> BRIEF: Set down the data again exactly. Pictures are not part of the copy.

(Data records for software interfaces)
=== Begin Enclosure ===

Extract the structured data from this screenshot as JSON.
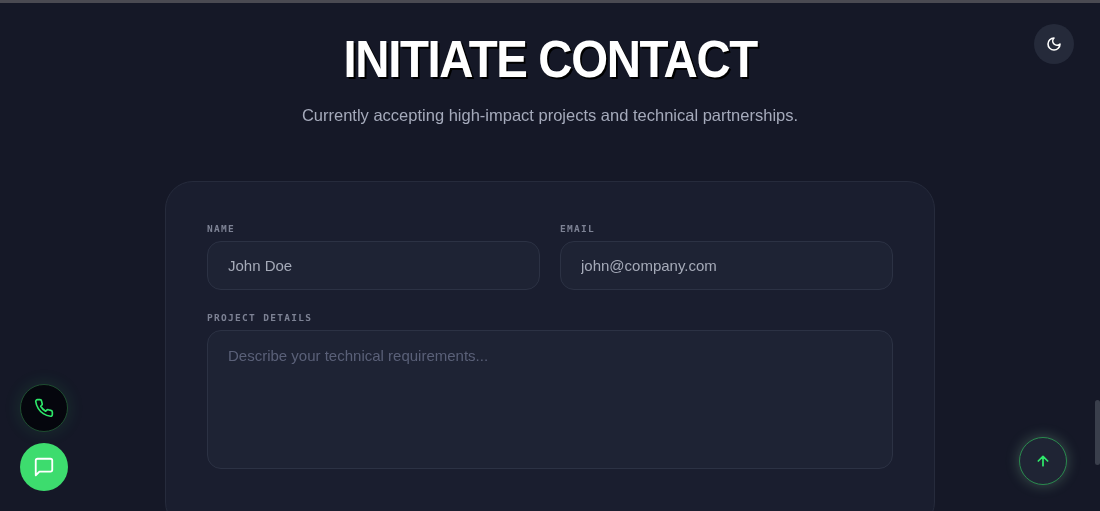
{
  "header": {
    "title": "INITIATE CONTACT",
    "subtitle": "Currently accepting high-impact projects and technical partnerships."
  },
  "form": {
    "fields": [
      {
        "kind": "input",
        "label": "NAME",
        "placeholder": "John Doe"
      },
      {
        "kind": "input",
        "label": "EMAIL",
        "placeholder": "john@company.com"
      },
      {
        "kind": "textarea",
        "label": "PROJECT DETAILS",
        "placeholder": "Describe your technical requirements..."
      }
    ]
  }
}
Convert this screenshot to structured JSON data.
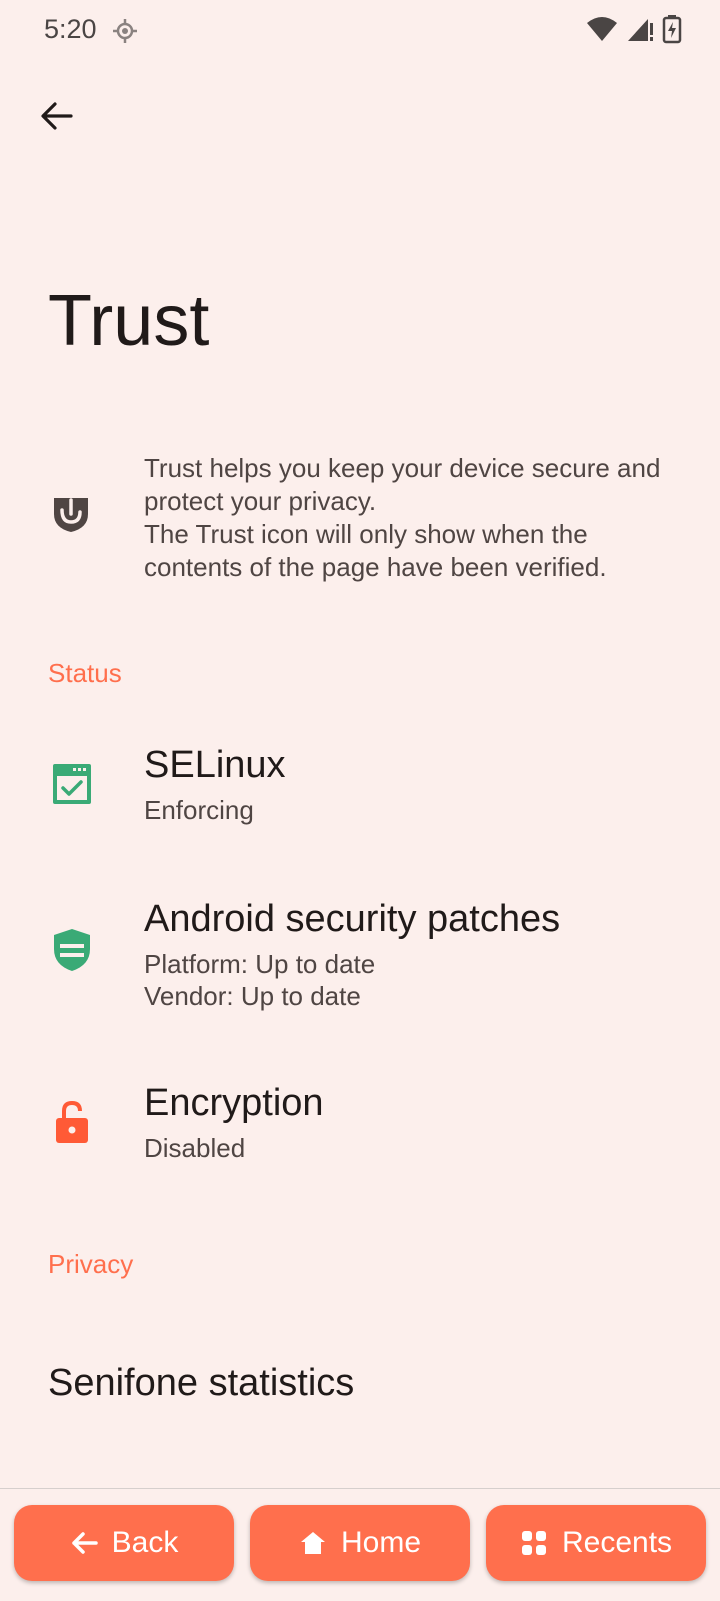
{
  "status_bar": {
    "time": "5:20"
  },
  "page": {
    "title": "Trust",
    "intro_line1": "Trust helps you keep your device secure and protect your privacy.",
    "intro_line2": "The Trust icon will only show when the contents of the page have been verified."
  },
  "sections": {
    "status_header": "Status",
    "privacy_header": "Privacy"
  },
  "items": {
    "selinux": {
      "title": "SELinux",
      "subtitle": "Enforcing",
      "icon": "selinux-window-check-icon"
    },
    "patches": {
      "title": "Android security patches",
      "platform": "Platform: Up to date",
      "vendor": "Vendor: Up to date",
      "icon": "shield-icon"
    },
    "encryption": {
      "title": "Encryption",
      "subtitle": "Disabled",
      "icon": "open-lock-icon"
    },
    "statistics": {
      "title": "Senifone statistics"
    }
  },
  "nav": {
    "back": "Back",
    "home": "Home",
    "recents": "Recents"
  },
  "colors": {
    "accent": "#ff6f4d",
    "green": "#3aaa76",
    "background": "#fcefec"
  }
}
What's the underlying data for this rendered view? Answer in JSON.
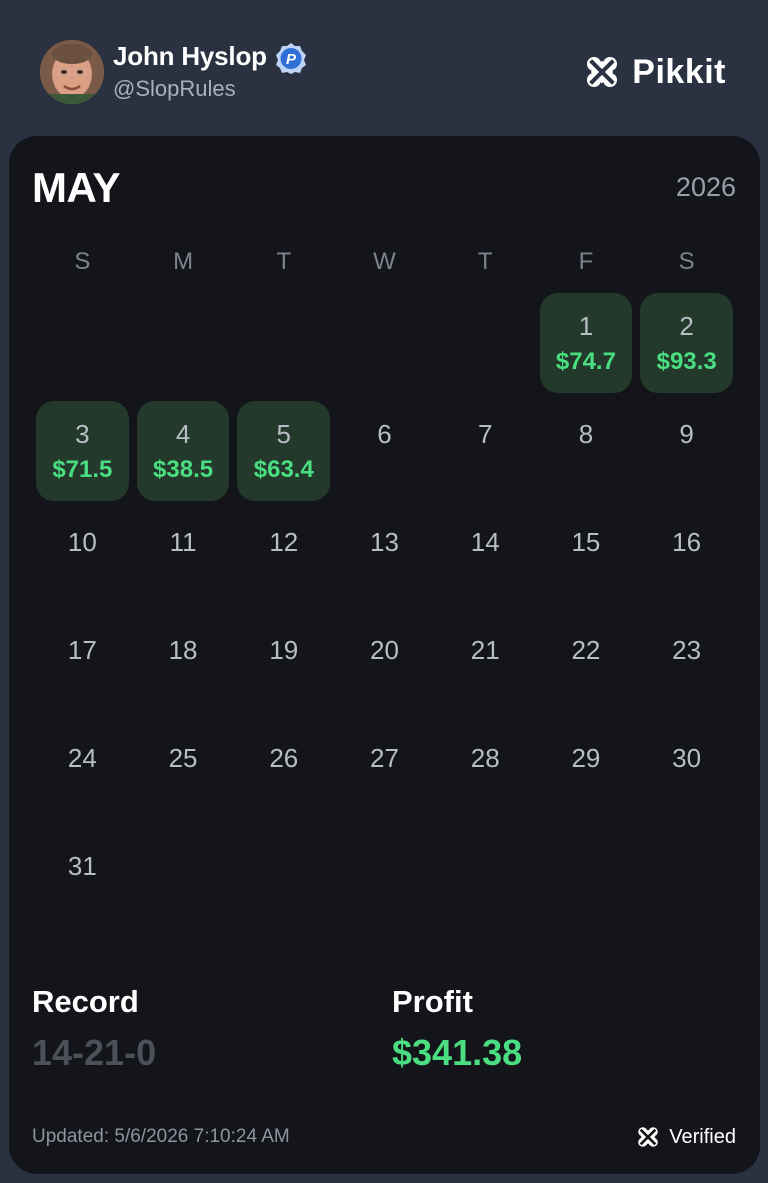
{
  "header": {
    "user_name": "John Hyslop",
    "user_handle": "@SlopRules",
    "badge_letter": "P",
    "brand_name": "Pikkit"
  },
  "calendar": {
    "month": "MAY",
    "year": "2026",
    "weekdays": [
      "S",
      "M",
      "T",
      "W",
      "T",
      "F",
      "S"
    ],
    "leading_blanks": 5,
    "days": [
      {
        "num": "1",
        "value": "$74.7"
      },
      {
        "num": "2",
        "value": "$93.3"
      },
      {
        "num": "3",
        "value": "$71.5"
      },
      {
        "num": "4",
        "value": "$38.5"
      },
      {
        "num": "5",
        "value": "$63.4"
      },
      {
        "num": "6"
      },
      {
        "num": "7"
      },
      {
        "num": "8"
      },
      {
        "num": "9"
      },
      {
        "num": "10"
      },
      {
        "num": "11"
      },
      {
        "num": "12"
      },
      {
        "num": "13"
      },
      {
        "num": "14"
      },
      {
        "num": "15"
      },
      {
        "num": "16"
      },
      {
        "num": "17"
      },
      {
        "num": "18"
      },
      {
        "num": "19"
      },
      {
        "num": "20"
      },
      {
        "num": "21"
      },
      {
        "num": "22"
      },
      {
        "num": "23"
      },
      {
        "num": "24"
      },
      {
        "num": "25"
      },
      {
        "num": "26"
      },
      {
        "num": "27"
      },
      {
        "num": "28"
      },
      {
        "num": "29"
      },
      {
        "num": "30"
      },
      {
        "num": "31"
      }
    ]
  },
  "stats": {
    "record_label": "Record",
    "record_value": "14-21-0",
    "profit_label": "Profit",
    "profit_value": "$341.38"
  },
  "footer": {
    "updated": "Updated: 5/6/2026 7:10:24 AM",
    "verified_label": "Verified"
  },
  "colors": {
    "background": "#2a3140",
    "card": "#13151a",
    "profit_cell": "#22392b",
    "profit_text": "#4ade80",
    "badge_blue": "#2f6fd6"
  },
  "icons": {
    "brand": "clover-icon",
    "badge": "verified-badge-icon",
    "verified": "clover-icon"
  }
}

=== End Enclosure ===

> TASK SOLUTION:
Extract the structured data from this screenshot as JSON.
{
  "header": {
    "title": "INITIATE CONTACT",
    "subtitle": "Currently accepting high-impact projects and technical partnerships."
  },
  "form": {
    "fields": [
      {
        "kind": "input",
        "label": "NAME",
        "placeholder": "John Doe"
      },
      {
        "kind": "input",
        "label": "EMAIL",
        "placeholder": "john@company.com"
      },
      {
        "kind": "textarea",
        "label": "PROJECT DETAILS",
        "placeholder": "Describe your technical requirements..."
      }
    ]
  }
}
Convert this screenshot to structured JSON data.
{
  "status_bar": {
    "time": "5:20"
  },
  "page": {
    "title": "Trust",
    "intro_line1": "Trust helps you keep your device secure and protect your privacy.",
    "intro_line2": "The Trust icon will only show when the contents of the page have been verified."
  },
  "sections": {
    "status_header": "Status",
    "privacy_header": "Privacy"
  },
  "items": {
    "selinux": {
      "title": "SELinux",
      "subtitle": "Enforcing",
      "icon": "selinux-window-check-icon"
    },
    "patches": {
      "title": "Android security patches",
      "platform": "Platform: Up to date",
      "vendor": "Vendor: Up to date",
      "icon": "shield-icon"
    },
    "encryption": {
      "title": "Encryption",
      "subtitle": "Disabled",
      "icon": "open-lock-icon"
    },
    "statistics": {
      "title": "Senifone statistics"
    }
  },
  "nav": {
    "back": "Back",
    "home": "Home",
    "recents": "Recents"
  },
  "colors": {
    "accent": "#ff6f4d",
    "green": "#3aaa76",
    "background": "#fcefec"
  }
}
What's the underlying data for this rendered view? Answer in JSON.
{
  "header": {
    "user_name": "John Hyslop",
    "user_handle": "@SlopRules",
    "badge_letter": "P",
    "brand_name": "Pikkit"
  },
  "calendar": {
    "month": "MAY",
    "year": "2026",
    "weekdays": [
      "S",
      "M",
      "T",
      "W",
      "T",
      "F",
      "S"
    ],
    "leading_blanks": 5,
    "days": [
      {
        "num": "1",
        "value": "$74.7"
      },
      {
        "num": "2",
        "value": "$93.3"
      },
      {
        "num": "3",
        "value": "$71.5"
      },
      {
        "num": "4",
        "value": "$38.5"
      },
      {
        "num": "5",
        "value": "$63.4"
      },
      {
        "num": "6"
      },
      {
        "num": "7"
      },
      {
        "num": "8"
      },
      {
        "num": "9"
      },
      {
        "num": "10"
      },
      {
        "num": "11"
      },
      {
        "num": "12"
      },
      {
        "num": "13"
      },
      {
        "num": "14"
      },
      {
        "num": "15"
      },
      {
        "num": "16"
      },
      {
        "num": "17"
      },
      {
        "num": "18"
      },
      {
        "num": "19"
      },
      {
        "num": "20"
      },
      {
        "num": "21"
      },
      {
        "num": "22"
      },
      {
        "num": "23"
      },
      {
        "num": "24"
      },
      {
        "num": "25"
      },
      {
        "num": "26"
      },
      {
        "num": "27"
      },
      {
        "num": "28"
      },
      {
        "num": "29"
      },
      {
        "num": "30"
      },
      {
        "num": "31"
      }
    ]
  },
  "stats": {
    "record_label": "Record",
    "record_value": "14-21-0",
    "profit_label": "Profit",
    "profit_value": "$341.38"
  },
  "footer": {
    "updated": "Updated: 5/6/2026 7:10:24 AM",
    "verified_label": "Verified"
  },
  "colors": {
    "background": "#2a3140",
    "card": "#13151a",
    "profit_cell": "#22392b",
    "profit_text": "#4ade80",
    "badge_blue": "#2f6fd6"
  },
  "icons": {
    "brand": "clover-icon",
    "badge": "verified-badge-icon",
    "verified": "clover-icon"
  }
}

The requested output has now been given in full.